It’s possible that the gasoline line will have to be removed. This can be done with a specific tool or by holding the line and dragging the connection forward to release the other end of the line.
The cylinder head and intake manifold must also be removed. They’re heavy, so use caution when handling them.
Remove the valve cover by removing all of the nuts that keep it in place. Because the valves are now visible, be careful not to let debris enter the unit.
After that, the spark plugs must be removed. To do so, use a spark plug wrench. Then loosen all of the bolts that are holding the cylinder head in place, keeping account of their position. They’ll have to be reinstalled in the same locations from which they were removed. Lift the cylinder head out after making sure there are no other cables or hoses connected to it. Because it’s heavy and there’s not a lot of area to maneuver, a second pair of hands can be useful.
The head gasket is that small piece of metal perched atop the cylinders. Remove it and inspect the area surrounding the cylinder block. If something is damaged or corroded, there could be a problem. Make that the top of the cylinder head is clean and free of warping. For information about warping tolerance, consult the repair manual.
Clean the cylinder heads with a toothbrush and the cylinder walls with an oil-soaked rag if everything passes inspection. Then, with the correct side facing up, install the replacement head gasket.
The head gasket is that small piece of metal perched on top of the cylinders. Remove the cylinder block and inspect the area around it. There could be another concern if something is fractured or rusted. Make sure there is no warping on the top of the cylinder head by cleaning it. For warping tolerance, check the repair manual.
If everything checks out, use a toothbrush to clean the cylinder heads, and an oil-soaked towel to wipe the cylinder walls. Then, with the correct side facing up, put in the replacement head gasket.
New oil and coolant must be added after everything has been reinstalled. Because oil and coolant leaks were most likely the first sign that the head gasket had blown, it’s a good idea to cleanse both before adding new.
Using Head Gasket Sealant
Many head gasket problems can be fixed for under $60. Try a bottle of BlueDevil Pour-N-Go Head Gasket Sealer if replacing the head gasket isn’t an option.
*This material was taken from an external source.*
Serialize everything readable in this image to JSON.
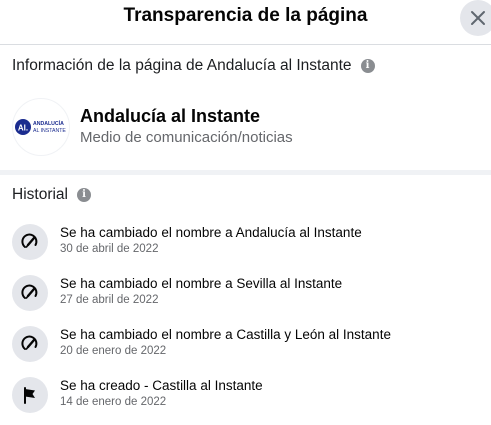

It’s designed to be simple to use, and a single 16-ounce bottle is enough for a 4- or 6-cylinder engine.
Head gaskets, as well as other parts such as cooling system leaks, heater cores, and freeze plugs, can be permanently repaired and sealed with BlueDevil Pour-N-Go Head Gasket Sealer.
How To Use Blue Devil Head Gasket Sealant
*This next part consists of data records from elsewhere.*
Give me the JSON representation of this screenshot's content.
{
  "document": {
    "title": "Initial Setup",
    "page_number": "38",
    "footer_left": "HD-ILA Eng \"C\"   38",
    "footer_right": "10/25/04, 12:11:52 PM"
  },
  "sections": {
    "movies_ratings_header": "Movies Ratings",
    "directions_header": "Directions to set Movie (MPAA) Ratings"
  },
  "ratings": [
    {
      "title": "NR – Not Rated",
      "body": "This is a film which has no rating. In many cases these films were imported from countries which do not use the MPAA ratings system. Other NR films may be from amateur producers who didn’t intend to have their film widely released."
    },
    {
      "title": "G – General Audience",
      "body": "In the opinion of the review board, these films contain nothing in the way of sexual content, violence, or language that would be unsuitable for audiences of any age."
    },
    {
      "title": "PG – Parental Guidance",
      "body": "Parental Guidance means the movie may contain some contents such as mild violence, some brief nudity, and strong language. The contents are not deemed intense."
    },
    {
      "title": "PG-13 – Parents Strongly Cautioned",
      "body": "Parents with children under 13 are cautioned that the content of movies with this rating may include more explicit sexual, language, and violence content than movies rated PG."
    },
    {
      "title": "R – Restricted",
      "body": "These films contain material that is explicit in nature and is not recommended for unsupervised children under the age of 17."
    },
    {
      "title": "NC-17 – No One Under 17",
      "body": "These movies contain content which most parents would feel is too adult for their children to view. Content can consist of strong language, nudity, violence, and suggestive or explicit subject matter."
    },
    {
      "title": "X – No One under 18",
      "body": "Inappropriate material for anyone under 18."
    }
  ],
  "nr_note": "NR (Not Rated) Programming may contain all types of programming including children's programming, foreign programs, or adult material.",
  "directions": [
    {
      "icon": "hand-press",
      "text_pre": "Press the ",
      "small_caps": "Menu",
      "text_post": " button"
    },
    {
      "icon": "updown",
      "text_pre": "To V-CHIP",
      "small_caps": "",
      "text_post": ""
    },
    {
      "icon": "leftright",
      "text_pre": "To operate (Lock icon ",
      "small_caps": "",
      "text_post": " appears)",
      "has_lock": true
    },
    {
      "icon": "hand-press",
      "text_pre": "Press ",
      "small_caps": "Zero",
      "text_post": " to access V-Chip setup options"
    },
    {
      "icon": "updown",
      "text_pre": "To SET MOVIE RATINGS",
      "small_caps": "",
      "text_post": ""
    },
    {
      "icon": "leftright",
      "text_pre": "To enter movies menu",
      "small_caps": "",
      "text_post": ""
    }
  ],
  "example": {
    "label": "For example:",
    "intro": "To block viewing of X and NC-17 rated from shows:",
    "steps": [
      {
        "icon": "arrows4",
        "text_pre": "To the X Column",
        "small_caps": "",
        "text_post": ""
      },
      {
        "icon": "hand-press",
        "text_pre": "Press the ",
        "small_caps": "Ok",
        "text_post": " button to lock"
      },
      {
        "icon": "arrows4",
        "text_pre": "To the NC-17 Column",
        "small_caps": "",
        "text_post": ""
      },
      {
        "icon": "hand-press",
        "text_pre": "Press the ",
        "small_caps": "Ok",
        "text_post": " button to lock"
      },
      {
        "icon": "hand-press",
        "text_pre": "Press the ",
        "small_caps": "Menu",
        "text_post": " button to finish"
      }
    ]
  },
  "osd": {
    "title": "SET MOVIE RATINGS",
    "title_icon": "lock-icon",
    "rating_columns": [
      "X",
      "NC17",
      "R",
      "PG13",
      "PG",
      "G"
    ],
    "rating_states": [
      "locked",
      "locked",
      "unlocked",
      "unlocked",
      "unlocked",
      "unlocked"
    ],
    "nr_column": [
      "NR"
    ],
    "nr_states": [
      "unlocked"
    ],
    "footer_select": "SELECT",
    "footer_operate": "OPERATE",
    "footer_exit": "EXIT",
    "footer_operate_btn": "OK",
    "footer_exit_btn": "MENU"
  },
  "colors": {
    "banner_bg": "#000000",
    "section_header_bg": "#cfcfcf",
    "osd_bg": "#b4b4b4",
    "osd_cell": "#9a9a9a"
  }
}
Drain 16 ounces from the radiator when the engine is cold. Start the engine and turn the heater up to the maximum setting. Pour the sealant into the radiator slowly over the period of a minute with the transmission in neutral or park. To allow the sealant to circulate, replace the radiator cap and let the car idle for 50 minutes.
In many cases, an hour and $60 will address the problem completely and permanently. Repair the blown head gasket or take the car to a professional mechanic if the symptoms that led to the diagnosis persist. When sealant fails to work, it indicates that the problem is more serious than a simple head gasket issue.
Hope you enjoyed reading this article on head gasket repair. If your head gasket is blown, you can replace it or use head gasket sealant to correct the issue.